What to pay: I bought a wonderful coat for 4 EUR only, at a second hand outlet. My GF bought 6 kg of cloth for 12 EUR in Bergman st. We bought some very expensive Ampelmenn goods, and lots of tiny souvenirs for cents - outside the central places.
If you're looking to buy souvenirs, head to Unter den Linden. It's lined with Souvenir shops from the Brandenburger gate all the way past FriedrichStraße. You can buy almost anything there too, from postcards to t-shirts, and pieces of the Berlin wall (though how they dont eventually run out of those is a mystery).
What to buy: Well, if you REALLY want to take a piece of Berlin home with you... Buy a piece of the wall. they come in various shapes and sizes, most still have some form of paint on them, and they range in price from €2 - about €8.
What to pay: Postcards start at abou €0.50. T-shirts are at the top end, costing about €15 - 20.
Giving in to a serious fit of Ostalgie can be solved by visiting the plentiful souvenir shops in Berlin-Mitte. Especially around Checkpoint Charlie you'll find a huge array of former communist memorabilia. I love the little Ämpelmännchen, but hey to each his own, right?
What to buy: I'd say buy a red t-shirt with a hammer and sickle.

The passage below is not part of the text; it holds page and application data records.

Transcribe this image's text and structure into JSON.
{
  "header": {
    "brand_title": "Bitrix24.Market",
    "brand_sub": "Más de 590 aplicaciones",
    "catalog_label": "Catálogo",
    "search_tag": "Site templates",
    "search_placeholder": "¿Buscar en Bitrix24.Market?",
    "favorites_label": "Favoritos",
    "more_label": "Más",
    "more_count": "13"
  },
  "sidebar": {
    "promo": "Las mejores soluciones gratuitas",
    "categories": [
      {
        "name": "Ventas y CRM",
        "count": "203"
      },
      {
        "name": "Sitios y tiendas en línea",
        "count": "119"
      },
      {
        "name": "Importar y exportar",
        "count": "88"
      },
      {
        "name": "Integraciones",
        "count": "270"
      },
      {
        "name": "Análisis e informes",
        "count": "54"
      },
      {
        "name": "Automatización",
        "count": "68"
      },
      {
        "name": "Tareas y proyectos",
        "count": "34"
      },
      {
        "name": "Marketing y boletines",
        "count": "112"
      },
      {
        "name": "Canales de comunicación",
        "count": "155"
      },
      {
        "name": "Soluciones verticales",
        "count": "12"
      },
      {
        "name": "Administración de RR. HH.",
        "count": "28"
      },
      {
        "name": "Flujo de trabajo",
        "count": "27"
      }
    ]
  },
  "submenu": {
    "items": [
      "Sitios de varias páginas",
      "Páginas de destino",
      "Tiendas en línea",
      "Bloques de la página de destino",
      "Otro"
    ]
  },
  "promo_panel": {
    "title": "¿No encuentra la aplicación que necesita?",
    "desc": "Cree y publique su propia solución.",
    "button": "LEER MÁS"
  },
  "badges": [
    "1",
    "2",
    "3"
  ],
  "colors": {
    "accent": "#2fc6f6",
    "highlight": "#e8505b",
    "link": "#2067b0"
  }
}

Red's the new black, after all, and at less than EUR10 they're very inexpensive.